Methylmercury is a highly toxic substance; there are a number of adverse health effects associated with methylmercury exposure. Most extensive are the data for neurotoxicity, particularly in developing organisms. Therefore the brain is considered to be the most sensitive target organ for which there are data suitable for derivation of an RfD.

The National Research Council (NRC) considered three epidemiological longitudinal developmental studies suitable for quantitative risk assessment: the Seychelles Islands, the Faroe Islands, and New Zealand. The Seychelles study has yielded no evidence of impairment related to methylmercury exposure, while both the other studies have found dose-related adverse effects on a number of neuropsychological endpoints. The Faroe Islands study, the larger of the latter two studies, has been extensively peer-reviewed and was used for the derivation of the RfD. The NRC's major finding was that the results of the Faroe Islands study provide scientifically credible basis on which to base EPA's RfD value.

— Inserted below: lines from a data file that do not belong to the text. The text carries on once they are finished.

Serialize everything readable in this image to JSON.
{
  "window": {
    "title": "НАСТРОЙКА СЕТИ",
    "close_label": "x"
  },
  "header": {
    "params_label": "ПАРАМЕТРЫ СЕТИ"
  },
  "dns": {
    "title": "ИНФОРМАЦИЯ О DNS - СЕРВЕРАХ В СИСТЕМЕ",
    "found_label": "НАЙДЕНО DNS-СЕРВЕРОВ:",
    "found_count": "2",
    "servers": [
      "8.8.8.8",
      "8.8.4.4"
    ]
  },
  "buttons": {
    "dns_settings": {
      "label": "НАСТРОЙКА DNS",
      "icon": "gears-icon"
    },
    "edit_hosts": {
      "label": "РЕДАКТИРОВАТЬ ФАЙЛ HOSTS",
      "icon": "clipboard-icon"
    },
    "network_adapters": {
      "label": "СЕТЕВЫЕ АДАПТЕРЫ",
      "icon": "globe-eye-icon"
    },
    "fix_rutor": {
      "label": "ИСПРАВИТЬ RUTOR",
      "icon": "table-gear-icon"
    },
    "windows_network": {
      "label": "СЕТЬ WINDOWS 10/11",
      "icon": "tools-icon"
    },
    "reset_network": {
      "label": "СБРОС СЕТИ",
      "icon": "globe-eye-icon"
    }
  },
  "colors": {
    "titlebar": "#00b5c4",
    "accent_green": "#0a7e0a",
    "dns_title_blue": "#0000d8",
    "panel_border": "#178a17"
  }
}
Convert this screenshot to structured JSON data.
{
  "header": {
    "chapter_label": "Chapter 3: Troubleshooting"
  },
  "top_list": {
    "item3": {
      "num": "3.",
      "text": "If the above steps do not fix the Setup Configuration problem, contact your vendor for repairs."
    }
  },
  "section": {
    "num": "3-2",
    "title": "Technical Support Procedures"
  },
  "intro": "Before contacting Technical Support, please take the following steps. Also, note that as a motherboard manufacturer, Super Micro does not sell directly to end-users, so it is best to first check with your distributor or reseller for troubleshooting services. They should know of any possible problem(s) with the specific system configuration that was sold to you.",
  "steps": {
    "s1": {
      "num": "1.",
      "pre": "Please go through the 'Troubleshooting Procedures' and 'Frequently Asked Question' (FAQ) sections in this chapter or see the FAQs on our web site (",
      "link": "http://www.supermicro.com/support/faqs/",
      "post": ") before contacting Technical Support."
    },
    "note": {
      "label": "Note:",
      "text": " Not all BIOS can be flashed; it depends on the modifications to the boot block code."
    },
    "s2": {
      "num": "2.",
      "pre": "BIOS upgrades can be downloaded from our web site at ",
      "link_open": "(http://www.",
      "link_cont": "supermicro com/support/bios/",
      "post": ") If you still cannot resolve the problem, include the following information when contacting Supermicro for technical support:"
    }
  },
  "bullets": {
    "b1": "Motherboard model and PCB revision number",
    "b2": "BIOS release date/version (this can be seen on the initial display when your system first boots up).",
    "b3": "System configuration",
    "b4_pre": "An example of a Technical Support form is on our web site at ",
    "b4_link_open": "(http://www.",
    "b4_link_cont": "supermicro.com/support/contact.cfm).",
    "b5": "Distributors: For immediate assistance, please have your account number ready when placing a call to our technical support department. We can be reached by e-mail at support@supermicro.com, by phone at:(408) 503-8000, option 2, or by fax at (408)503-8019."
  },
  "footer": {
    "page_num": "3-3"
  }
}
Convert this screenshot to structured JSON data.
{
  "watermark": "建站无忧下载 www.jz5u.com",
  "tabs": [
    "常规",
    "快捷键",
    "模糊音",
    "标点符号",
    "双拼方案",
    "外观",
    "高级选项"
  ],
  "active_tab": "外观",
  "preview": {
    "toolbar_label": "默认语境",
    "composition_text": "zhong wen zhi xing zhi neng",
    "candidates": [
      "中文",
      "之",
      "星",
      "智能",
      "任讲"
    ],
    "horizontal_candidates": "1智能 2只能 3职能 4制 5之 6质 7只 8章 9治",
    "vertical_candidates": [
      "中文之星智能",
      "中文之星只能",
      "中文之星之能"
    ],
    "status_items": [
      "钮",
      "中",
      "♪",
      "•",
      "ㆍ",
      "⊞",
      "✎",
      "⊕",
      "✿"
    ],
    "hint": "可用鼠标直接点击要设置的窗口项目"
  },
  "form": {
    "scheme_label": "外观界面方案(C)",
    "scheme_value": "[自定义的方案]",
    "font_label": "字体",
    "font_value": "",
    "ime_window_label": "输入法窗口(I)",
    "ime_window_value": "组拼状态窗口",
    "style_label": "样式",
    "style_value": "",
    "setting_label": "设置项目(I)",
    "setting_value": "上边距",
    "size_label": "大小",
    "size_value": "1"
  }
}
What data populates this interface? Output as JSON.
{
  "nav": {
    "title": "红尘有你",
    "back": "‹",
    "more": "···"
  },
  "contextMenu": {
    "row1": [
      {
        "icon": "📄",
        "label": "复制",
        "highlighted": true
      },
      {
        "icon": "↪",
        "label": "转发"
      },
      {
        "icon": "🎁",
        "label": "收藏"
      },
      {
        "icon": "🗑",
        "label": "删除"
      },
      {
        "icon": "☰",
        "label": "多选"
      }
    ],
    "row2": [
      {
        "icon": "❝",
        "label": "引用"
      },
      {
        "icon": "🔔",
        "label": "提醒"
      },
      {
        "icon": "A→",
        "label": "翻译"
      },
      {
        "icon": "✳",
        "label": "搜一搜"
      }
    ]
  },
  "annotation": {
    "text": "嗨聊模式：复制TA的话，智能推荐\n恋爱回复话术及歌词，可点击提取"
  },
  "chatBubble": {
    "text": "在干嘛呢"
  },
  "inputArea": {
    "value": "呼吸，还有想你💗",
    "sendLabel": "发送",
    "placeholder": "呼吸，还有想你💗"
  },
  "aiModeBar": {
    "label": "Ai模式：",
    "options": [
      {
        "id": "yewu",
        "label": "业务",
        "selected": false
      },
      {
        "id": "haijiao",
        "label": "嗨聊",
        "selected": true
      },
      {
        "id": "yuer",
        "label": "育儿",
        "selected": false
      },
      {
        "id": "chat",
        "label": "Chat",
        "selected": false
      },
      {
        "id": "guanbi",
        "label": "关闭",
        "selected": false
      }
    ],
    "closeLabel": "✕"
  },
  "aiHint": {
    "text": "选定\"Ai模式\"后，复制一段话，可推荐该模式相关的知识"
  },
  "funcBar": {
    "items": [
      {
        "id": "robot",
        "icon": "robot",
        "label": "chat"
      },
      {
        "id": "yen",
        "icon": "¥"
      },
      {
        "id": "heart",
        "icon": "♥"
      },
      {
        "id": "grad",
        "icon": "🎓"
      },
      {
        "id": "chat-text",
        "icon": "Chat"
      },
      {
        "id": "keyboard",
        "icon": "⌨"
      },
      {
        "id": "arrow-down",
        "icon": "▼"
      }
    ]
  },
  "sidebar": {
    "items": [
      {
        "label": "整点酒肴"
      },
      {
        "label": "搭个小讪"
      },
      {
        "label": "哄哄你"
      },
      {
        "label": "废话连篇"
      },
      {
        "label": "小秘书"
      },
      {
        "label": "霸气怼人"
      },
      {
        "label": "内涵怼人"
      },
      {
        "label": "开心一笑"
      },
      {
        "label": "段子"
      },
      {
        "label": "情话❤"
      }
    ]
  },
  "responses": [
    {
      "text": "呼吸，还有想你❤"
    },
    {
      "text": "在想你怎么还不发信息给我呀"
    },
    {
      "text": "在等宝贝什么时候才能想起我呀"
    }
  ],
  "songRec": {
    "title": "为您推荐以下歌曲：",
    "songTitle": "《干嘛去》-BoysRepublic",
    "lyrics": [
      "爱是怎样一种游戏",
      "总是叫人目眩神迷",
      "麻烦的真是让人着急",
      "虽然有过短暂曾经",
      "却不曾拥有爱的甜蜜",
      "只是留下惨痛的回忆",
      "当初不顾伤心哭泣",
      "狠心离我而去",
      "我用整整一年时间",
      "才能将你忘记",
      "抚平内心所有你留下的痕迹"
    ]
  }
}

This document has been reviewed in accordance with U.S. Environmental Protection Agency policy and approved for publication. Mention of trade names or commercial products does not constitute endorsement or recommendation for use.